(Data records for software interfaces)
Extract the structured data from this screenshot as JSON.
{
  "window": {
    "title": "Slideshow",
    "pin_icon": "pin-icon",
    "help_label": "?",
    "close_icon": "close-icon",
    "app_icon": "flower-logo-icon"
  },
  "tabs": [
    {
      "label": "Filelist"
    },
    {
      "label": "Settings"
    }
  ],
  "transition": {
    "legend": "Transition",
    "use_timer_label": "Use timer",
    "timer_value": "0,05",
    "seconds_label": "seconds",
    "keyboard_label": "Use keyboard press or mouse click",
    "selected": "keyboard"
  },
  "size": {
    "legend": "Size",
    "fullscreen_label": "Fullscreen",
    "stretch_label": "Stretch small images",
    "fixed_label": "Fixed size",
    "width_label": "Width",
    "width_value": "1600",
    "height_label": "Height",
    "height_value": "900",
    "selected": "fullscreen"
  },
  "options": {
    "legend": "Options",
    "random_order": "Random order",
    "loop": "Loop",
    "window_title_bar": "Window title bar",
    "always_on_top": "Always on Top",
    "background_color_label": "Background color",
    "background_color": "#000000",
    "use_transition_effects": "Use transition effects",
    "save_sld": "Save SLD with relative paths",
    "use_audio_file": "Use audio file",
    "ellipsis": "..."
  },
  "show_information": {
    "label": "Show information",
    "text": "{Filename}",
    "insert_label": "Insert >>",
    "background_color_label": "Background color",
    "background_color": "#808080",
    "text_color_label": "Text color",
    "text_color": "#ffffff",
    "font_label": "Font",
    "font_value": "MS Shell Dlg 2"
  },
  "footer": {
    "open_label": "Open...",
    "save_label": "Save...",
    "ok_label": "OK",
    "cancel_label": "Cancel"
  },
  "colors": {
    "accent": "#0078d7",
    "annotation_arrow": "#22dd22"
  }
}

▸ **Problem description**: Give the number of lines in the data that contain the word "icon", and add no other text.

▸ **Solved exercise**: 3